Task to complete
The entries are to be repeated exactly, with all pictures omitted.

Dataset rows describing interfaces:
╔══

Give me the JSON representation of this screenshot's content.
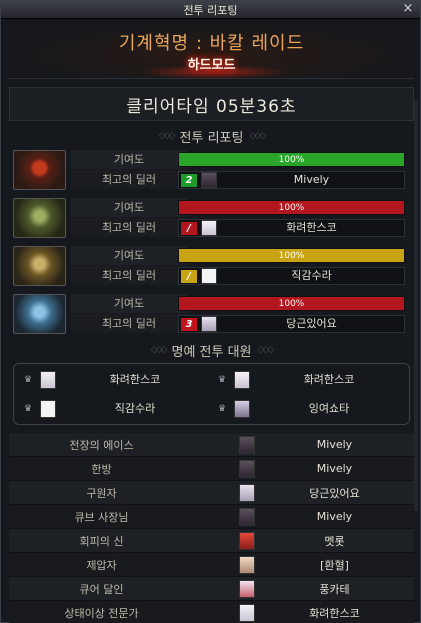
{
  "window": {
    "title": "전투 리포팅",
    "close_label": "×"
  },
  "banner": {
    "title": "기계혁명 : 바칼 레이드",
    "difficulty": "하드모드"
  },
  "clear_time": "클리어타임 05분36초",
  "sections": {
    "report": "전투 리포팅",
    "honor": "명예 전투 대원"
  },
  "bosses": [
    {
      "contribution_label": "기여도",
      "top_dealer_label": "최고의 딜러",
      "contribution_percent": 100,
      "contribution_text": "100%",
      "bar_color": "#2aa52a",
      "rank_text": "2",
      "rank_color": "#1e9b2a",
      "dealer": "Mively",
      "portrait_icon": "red-dragon-boss-icon"
    },
    {
      "contribution_label": "기여도",
      "top_dealer_label": "최고의 딜러",
      "contribution_percent": 100,
      "contribution_text": "100%",
      "bar_color": "#b2161e",
      "rank_text": "/",
      "rank_color": "#b2161e",
      "dealer": "화려한스코",
      "portrait_icon": "green-dragon-boss-icon"
    },
    {
      "contribution_label": "기여도",
      "top_dealer_label": "최고의 딜러",
      "contribution_percent": 100,
      "contribution_text": "100%",
      "bar_color": "#c8a414",
      "rank_text": "/",
      "rank_color": "#c8a414",
      "dealer": "직감수라",
      "portrait_icon": "gold-dragon-boss-icon"
    },
    {
      "contribution_label": "기여도",
      "top_dealer_label": "최고의 딜러",
      "contribution_percent": 100,
      "contribution_text": "100%",
      "bar_color": "#b2161e",
      "rank_text": "3",
      "rank_color": "#c0141c",
      "dealer": "당근있어요",
      "portrait_icon": "blue-dragon-boss-icon"
    }
  ],
  "honor_members": [
    "화려한스코",
    "화려한스코",
    "직감수라",
    "잉여쇼타"
  ],
  "awards": [
    {
      "title": "전장의 에이스",
      "player": "Mively"
    },
    {
      "title": "한방",
      "player": "Mively"
    },
    {
      "title": "구원자",
      "player": "당근있어요"
    },
    {
      "title": "큐브 사장님",
      "player": "Mively"
    },
    {
      "title": "회피의 신",
      "player": "멧롯"
    },
    {
      "title": "제압자",
      "player": "[환혈]"
    },
    {
      "title": "큐어 달인",
      "player": "풍카테"
    },
    {
      "title": "상태이상 전문가",
      "player": "화려한스코"
    }
  ]
}
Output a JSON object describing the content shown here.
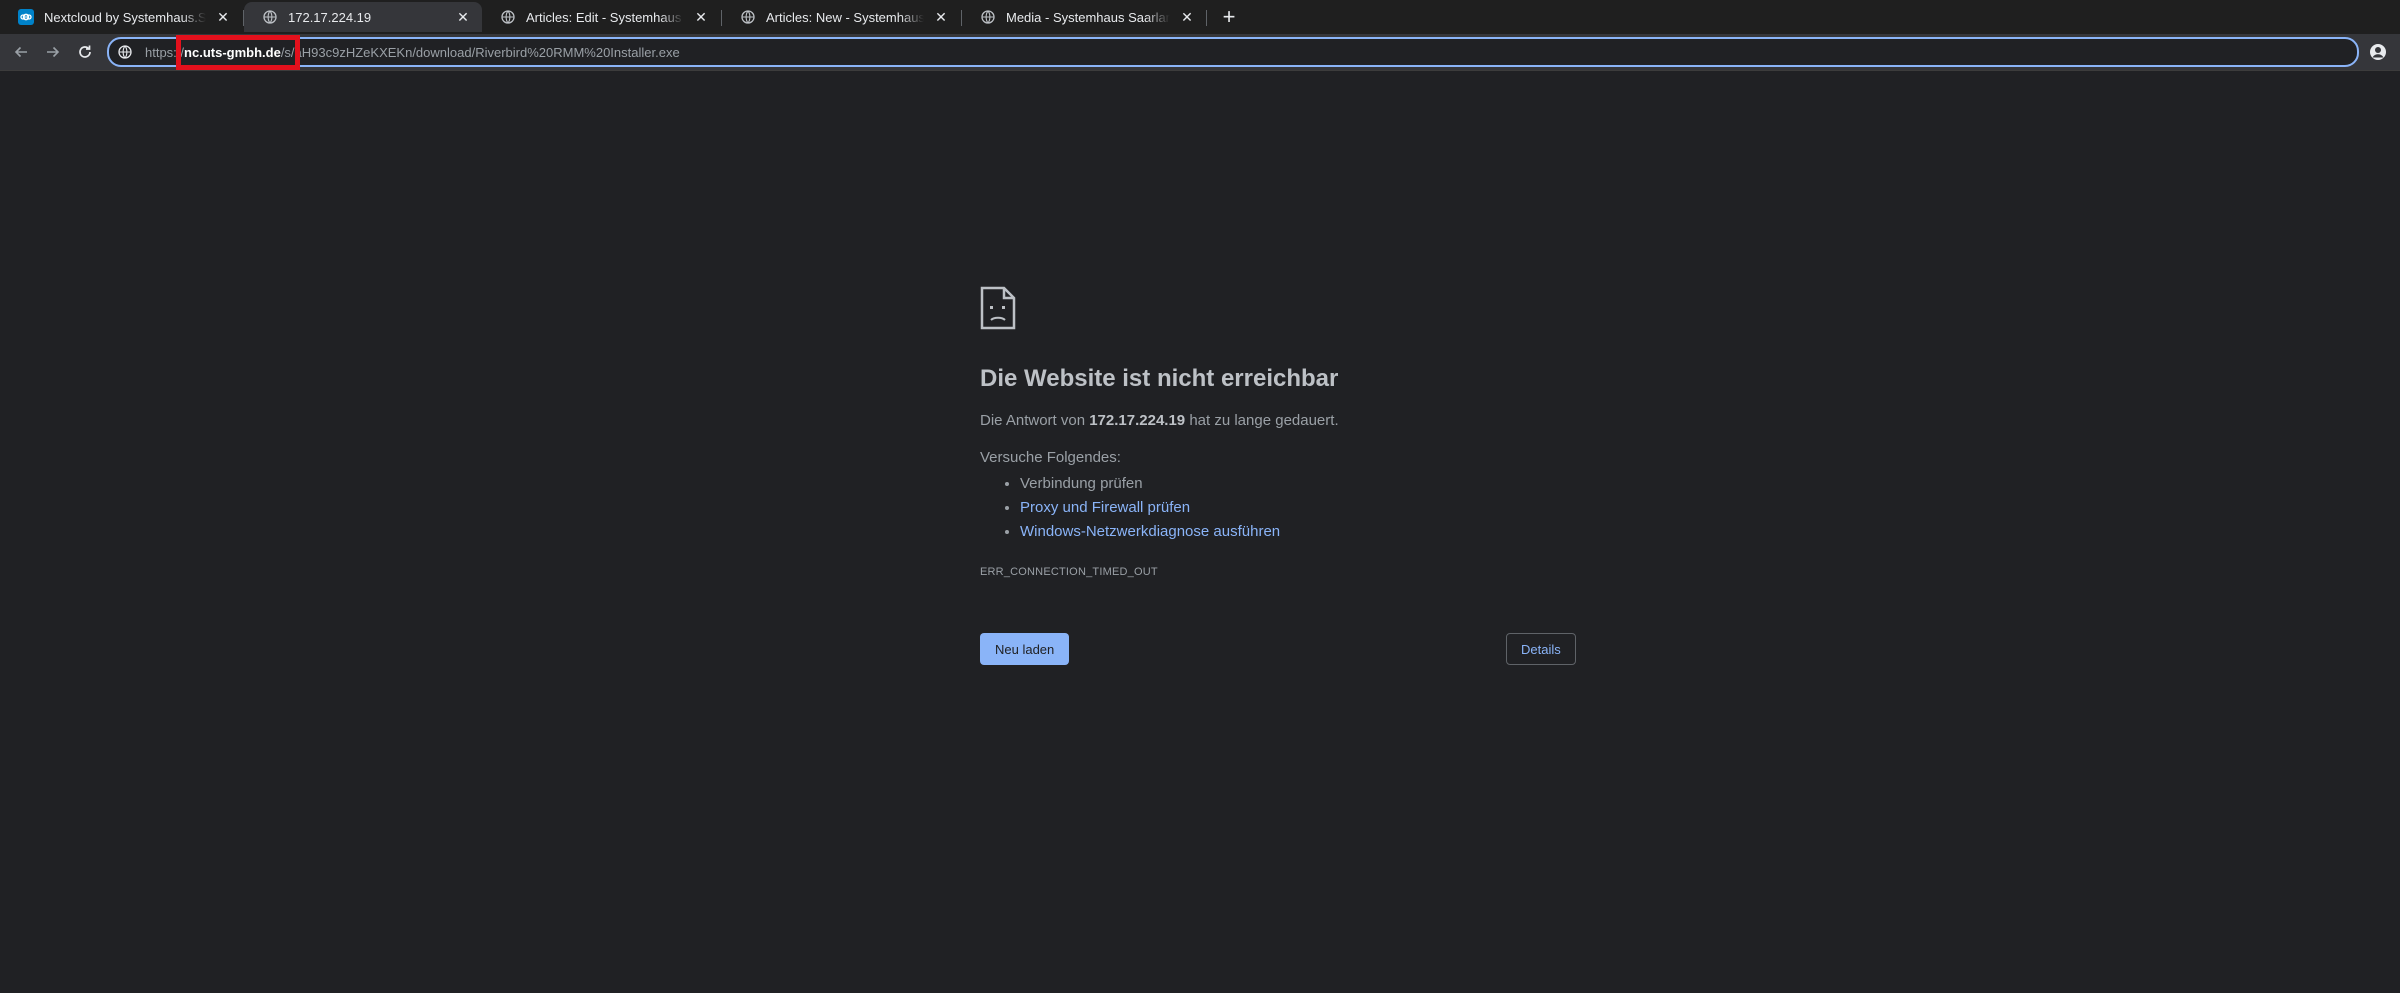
{
  "tabs": [
    {
      "title": "Nextcloud by Systemhaus.Saarland",
      "icon": "nextcloud-icon",
      "active": false
    },
    {
      "title": "172.17.224.19",
      "icon": "globe-icon",
      "active": true
    },
    {
      "title": "Articles: Edit - Systemhaus Saarland",
      "icon": "globe-icon",
      "active": false
    },
    {
      "title": "Articles: New - Systemhaus Saarland",
      "icon": "globe-icon",
      "active": false
    },
    {
      "title": "Media - Systemhaus Saarland | Dashboard",
      "icon": "globe-icon",
      "active": false
    }
  ],
  "tab_close_glyph": "✕",
  "new_tab_glyph": "+",
  "toolbar": {
    "url_scheme": "https://",
    "url_host": "nc.uts-gmbh.de",
    "url_rest": "/s/aH93c9zHZeKXEKn/download/Riverbird%20RMM%20Installer.exe"
  },
  "error": {
    "title": "Die Website ist nicht erreichbar",
    "message_prefix": "Die Antwort von ",
    "message_host": "172.17.224.19",
    "message_suffix": " hat zu lange gedauert.",
    "suggest_heading": "Versuche Folgendes:",
    "suggestions": [
      "Verbindung prüfen",
      "Proxy und Firewall prüfen",
      "Windows-Netzwerkdiagnose ausführen"
    ],
    "code": "ERR_CONNECTION_TIMED_OUT",
    "reload_label": "Neu laden",
    "details_label": "Details"
  },
  "colors": {
    "background": "#202124",
    "accent": "#8ab4f8",
    "highlight": "#e3101c"
  }
}
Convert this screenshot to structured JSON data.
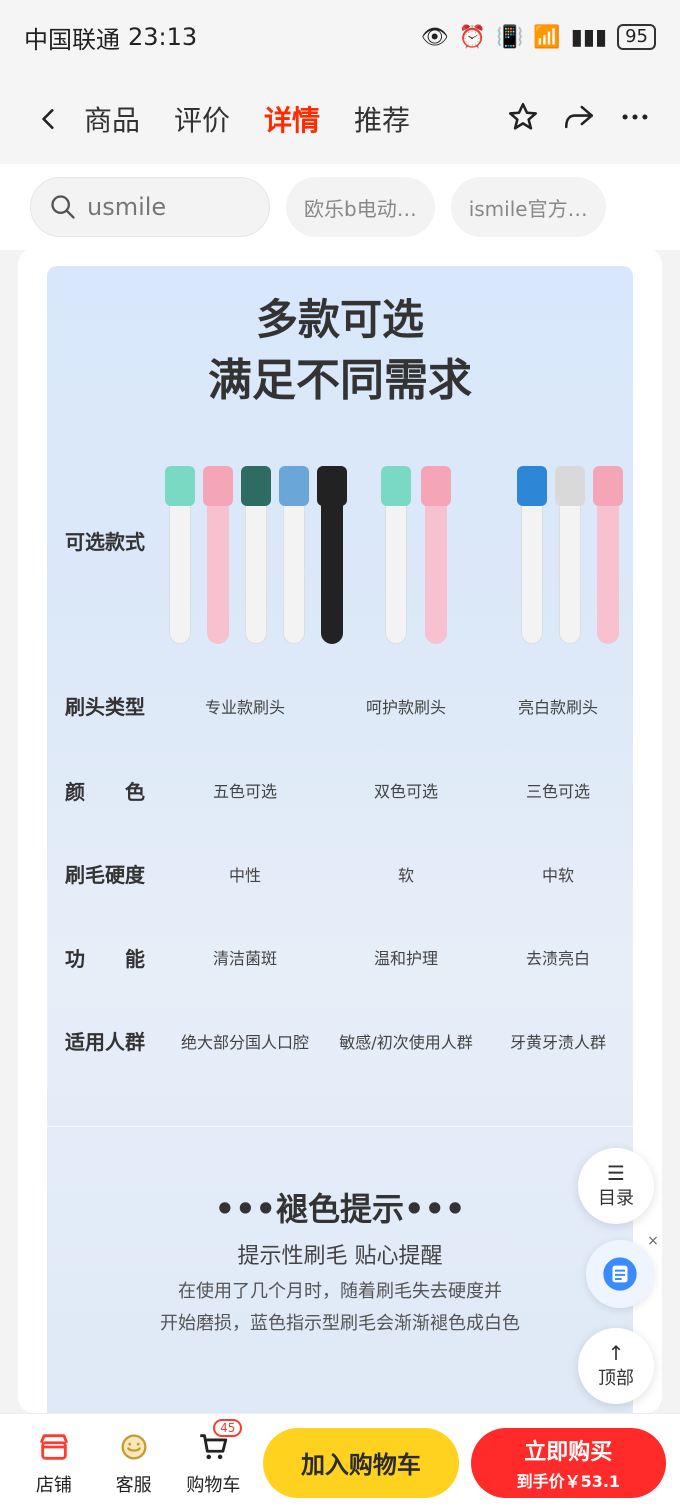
{
  "status": {
    "carrier": "中国联通",
    "time": "23:13",
    "battery": "95"
  },
  "nav": {
    "tabs": [
      "商品",
      "评价",
      "详情",
      "推荐"
    ],
    "active_tab_index": 2
  },
  "search": {
    "query": "usmile",
    "chips": [
      "欧乐b电动…",
      "ismile官方…"
    ]
  },
  "poster": {
    "title_line1": "多款可选",
    "title_line2": "满足不同需求",
    "row_labels": [
      "可选款式",
      "刷头类型",
      "颜　　色",
      "刷毛硬度",
      "功　　能",
      "适用人群"
    ],
    "columns": [
      {
        "type": "专业款刷头",
        "color": "五色可选",
        "hardness": "中性",
        "function": "清洁菌斑",
        "people": "绝大部分国人口腔"
      },
      {
        "type": "呵护款刷头",
        "color": "双色可选",
        "hardness": "软",
        "function": "温和护理",
        "people": "敏感/初次使用人群"
      },
      {
        "type": "亮白款刷头",
        "color": "三色可选",
        "hardness": "中软",
        "function": "去渍亮白",
        "people": "牙黄牙渍人群"
      }
    ],
    "section2_title": "•••褪色提示•••",
    "section2_sub": "提示性刷毛 贴心提醒",
    "section2_desc_line1": "在使用了几个月时，随着刷毛失去硬度并",
    "section2_desc_line2": "开始磨损，蓝色指示型刷毛会渐渐褪色成白色"
  },
  "floating": {
    "catalog": "目录",
    "top": "顶部"
  },
  "bottom": {
    "store": "店铺",
    "service": "客服",
    "cart": "购物车",
    "cart_count": "45",
    "add_to_cart": "加入购物车",
    "buy_now": "立即购买",
    "price_label": "到手价￥53.1"
  }
}
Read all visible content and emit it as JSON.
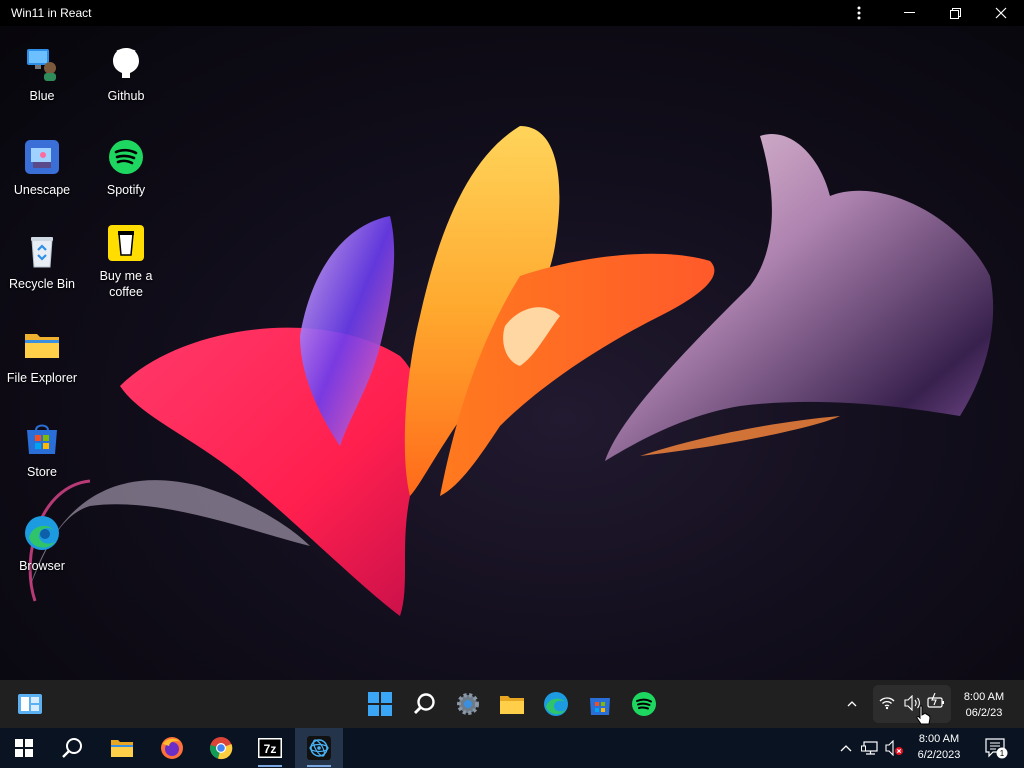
{
  "window": {
    "title": "Win11 in React"
  },
  "desktop_icons": [
    {
      "label": "Blue"
    },
    {
      "label": "Github"
    },
    {
      "label": "Unescape"
    },
    {
      "label": "Spotify"
    },
    {
      "label": "Recycle Bin"
    },
    {
      "label": "Buy me a coffee"
    },
    {
      "label": "File Explorer"
    },
    {
      "label": "Store"
    },
    {
      "label": "Browser"
    }
  ],
  "inner_taskbar": {
    "apps": [
      "widgets-icon",
      "windows-start-icon",
      "search-icon",
      "settings-icon",
      "file-explorer-icon",
      "edge-icon",
      "store-icon",
      "spotify-icon"
    ],
    "tray": [
      "chevron-up-icon",
      "wifi-icon",
      "volume-icon",
      "battery-icon"
    ],
    "clock": {
      "time": "8:00 AM",
      "date": "06/2/23"
    }
  },
  "host_taskbar": {
    "apps": [
      "windows-start-icon",
      "search-icon",
      "file-explorer-icon",
      "firefox-icon",
      "chrome-icon",
      "7zip-icon",
      "win11-react-icon"
    ],
    "tray": [
      "chevron-up-icon",
      "network-icon",
      "volume-muted-icon"
    ],
    "clock": {
      "time": "8:00 AM",
      "date": "6/2/2023"
    },
    "notifications": {
      "count": "1"
    }
  },
  "colors": {
    "desktop_bg": "#0d0b14",
    "taskbar": "#202020",
    "host_taskbar": "#0a1322",
    "accent": "#3b8eea"
  }
}
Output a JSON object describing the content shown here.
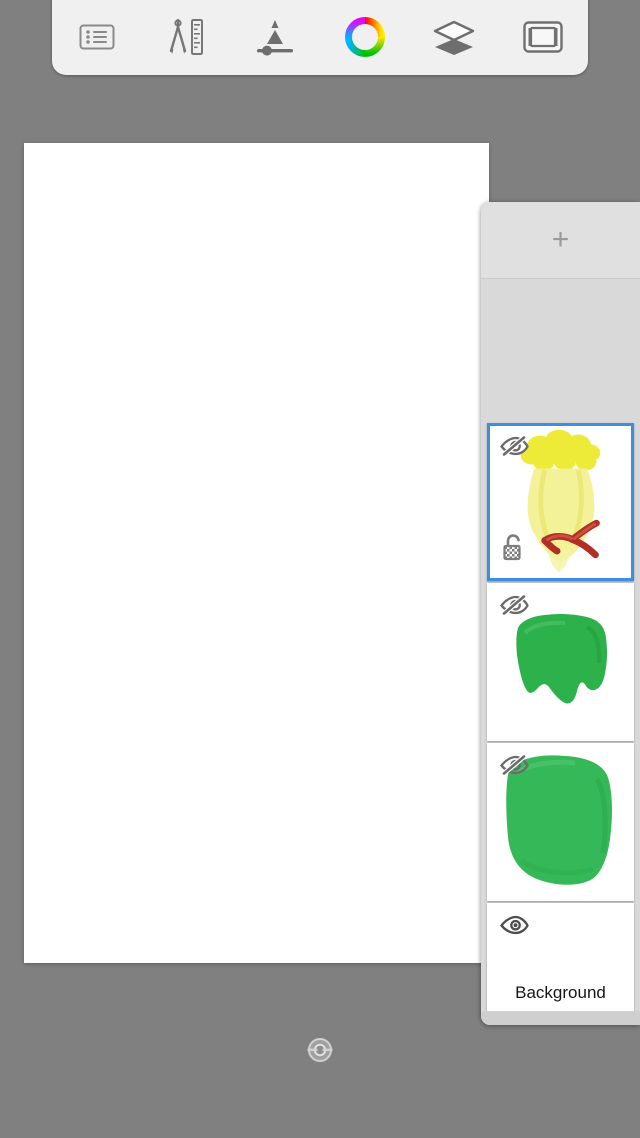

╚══

Result of this task
Give me the JSON representation of this screenshot's content.
{
  "window": {
    "title": "전투 리포팅",
    "close_label": "×"
  },
  "banner": {
    "title": "기계혁명 : 바칼 레이드",
    "difficulty": "하드모드"
  },
  "clear_time": "클리어타임 05분36초",
  "sections": {
    "report": "전투 리포팅",
    "honor": "명예 전투 대원"
  },
  "bosses": [
    {
      "contribution_label": "기여도",
      "top_dealer_label": "최고의 딜러",
      "contribution_percent": 100,
      "contribution_text": "100%",
      "bar_color": "#2aa52a",
      "rank_text": "2",
      "rank_color": "#1e9b2a",
      "dealer": "Mively",
      "portrait_icon": "red-dragon-boss-icon"
    },
    {
      "contribution_label": "기여도",
      "top_dealer_label": "최고의 딜러",
      "contribution_percent": 100,
      "contribution_text": "100%",
      "bar_color": "#b2161e",
      "rank_text": "/",
      "rank_color": "#b2161e",
      "dealer": "화려한스코",
      "portrait_icon": "green-dragon-boss-icon"
    },
    {
      "contribution_label": "기여도",
      "top_dealer_label": "최고의 딜러",
      "contribution_percent": 100,
      "contribution_text": "100%",
      "bar_color": "#c8a414",
      "rank_text": "/",
      "rank_color": "#c8a414",
      "dealer": "직감수라",
      "portrait_icon": "gold-dragon-boss-icon"
    },
    {
      "contribution_label": "기여도",
      "top_dealer_label": "최고의 딜러",
      "contribution_percent": 100,
      "contribution_text": "100%",
      "bar_color": "#b2161e",
      "rank_text": "3",
      "rank_color": "#c0141c",
      "dealer": "당근있어요",
      "portrait_icon": "blue-dragon-boss-icon"
    }
  ],
  "honor_members": [
    "화려한스코",
    "화려한스코",
    "직감수라",
    "잉여쇼타"
  ],
  "awards": [
    {
      "title": "전장의 에이스",
      "player": "Mively"
    },
    {
      "title": "한방",
      "player": "Mively"
    },
    {
      "title": "구원자",
      "player": "당근있어요"
    },
    {
      "title": "큐브 사장님",
      "player": "Mively"
    },
    {
      "title": "회피의 신",
      "player": "멧롯"
    },
    {
      "title": "제압자",
      "player": "[환혈]"
    },
    {
      "title": "큐어 달인",
      "player": "풍카테"
    },
    {
      "title": "상태이상 전문가",
      "player": "화려한스코"
    }
  ]
}
Output a JSON object describing the content shown here.
{
  "tabs": [
    {
      "title": "Nextcloud by Systemhaus.Saarland",
      "icon": "nextcloud-icon",
      "active": false
    },
    {
      "title": "172.17.224.19",
      "icon": "globe-icon",
      "active": true
    },
    {
      "title": "Articles: Edit - Systemhaus Saarland",
      "icon": "globe-icon",
      "active": false
    },
    {
      "title": "Articles: New - Systemhaus Saarland",
      "icon": "globe-icon",
      "active": false
    },
    {
      "title": "Media - Systemhaus Saarland | Dashboard",
      "icon": "globe-icon",
      "active": false
    }
  ],
  "tab_close_glyph": "✕",
  "new_tab_glyph": "+",
  "toolbar": {
    "url_scheme": "https://",
    "url_host": "nc.uts-gmbh.de",
    "url_rest": "/s/aH93c9zHZeKXEKn/download/Riverbird%20RMM%20Installer.exe"
  },
  "error": {
    "title": "Die Website ist nicht erreichbar",
    "message_prefix": "Die Antwort von ",
    "message_host": "172.17.224.19",
    "message_suffix": " hat zu lange gedauert.",
    "suggest_heading": "Versuche Folgendes:",
    "suggestions": [
      "Verbindung prüfen",
      "Proxy und Firewall prüfen",
      "Windows-Netzwerkdiagnose ausführen"
    ],
    "code": "ERR_CONNECTION_TIMED_OUT",
    "reload_label": "Neu laden",
    "details_label": "Details"
  },
  "colors": {
    "background": "#202124",
    "accent": "#8ab4f8",
    "highlight": "#e3101c"
  }
}
Convert this screenshot to structured JSON data.
{
  "status": {
    "carrier": "中国联通",
    "time": "23:13",
    "battery": "95"
  },
  "nav": {
    "tabs": [
      "商品",
      "评价",
      "详情",
      "推荐"
    ],
    "active_tab_index": 2
  },
  "search": {
    "query": "usmile",
    "chips": [
      "欧乐b电动…",
      "ismile官方…"
    ]
  },
  "poster": {
    "title_line1": "多款可选",
    "title_line2": "满足不同需求",
    "row_labels": [
      "可选款式",
      "刷头类型",
      "颜　　色",
      "刷毛硬度",
      "功　　能",
      "适用人群"
    ],
    "columns": [
      {
        "type": "专业款刷头",
        "color": "五色可选",
        "hardness": "中性",
        "function": "清洁菌斑",
        "people": "绝大部分国人口腔"
      },
      {
        "type": "呵护款刷头",
        "color": "双色可选",
        "hardness": "软",
        "function": "温和护理",
        "people": "敏感/初次使用人群"
      },
      {
        "type": "亮白款刷头",
        "color": "三色可选",
        "hardness": "中软",
        "function": "去渍亮白",
        "people": "牙黄牙渍人群"
      }
    ],
    "section2_title": "•••褪色提示•••",
    "section2_sub": "提示性刷毛 贴心提醒",
    "section2_desc_line1": "在使用了几个月时，随着刷毛失去硬度并",
    "section2_desc_line2": "开始磨损，蓝色指示型刷毛会渐渐褪色成白色"
  },
  "floating": {
    "catalog": "目录",
    "top": "顶部"
  },
  "bottom": {
    "store": "店铺",
    "service": "客服",
    "cart": "购物车",
    "cart_count": "45",
    "add_to_cart": "加入购物车",
    "buy_now": "立即购买",
    "price_label": "到手价￥53.1"
  }
}
Read all visible content and emit it as JSON.
{
  "window": {
    "title": "Win11 in React"
  },
  "desktop_icons": [
    {
      "label": "Blue"
    },
    {
      "label": "Github"
    },
    {
      "label": "Unescape"
    },
    {
      "label": "Spotify"
    },
    {
      "label": "Recycle Bin"
    },
    {
      "label": "Buy me a coffee"
    },
    {
      "label": "File Explorer"
    },
    {
      "label": "Store"
    },
    {
      "label": "Browser"
    }
  ],
  "inner_taskbar": {
    "apps": [
      "widgets-icon",
      "windows-start-icon",
      "search-icon",
      "settings-icon",
      "file-explorer-icon",
      "edge-icon",
      "store-icon",
      "spotify-icon"
    ],
    "tray": [
      "chevron-up-icon",
      "wifi-icon",
      "volume-icon",
      "battery-icon"
    ],
    "clock": {
      "time": "8:00 AM",
      "date": "06/2/23"
    }
  },
  "host_taskbar": {
    "apps": [
      "windows-start-icon",
      "search-icon",
      "file-explorer-icon",
      "firefox-icon",
      "chrome-icon",
      "7zip-icon",
      "win11-react-icon"
    ],
    "tray": [
      "chevron-up-icon",
      "network-icon",
      "volume-muted-icon"
    ],
    "clock": {
      "time": "8:00 AM",
      "date": "6/2/2023"
    },
    "notifications": {
      "count": "1"
    }
  },
  "colors": {
    "desktop_bg": "#0d0b14",
    "taskbar": "#202020",
    "host_taskbar": "#0a1322",
    "accent": "#3b8eea"
  }
}
Output a JSON object describing the content shown here.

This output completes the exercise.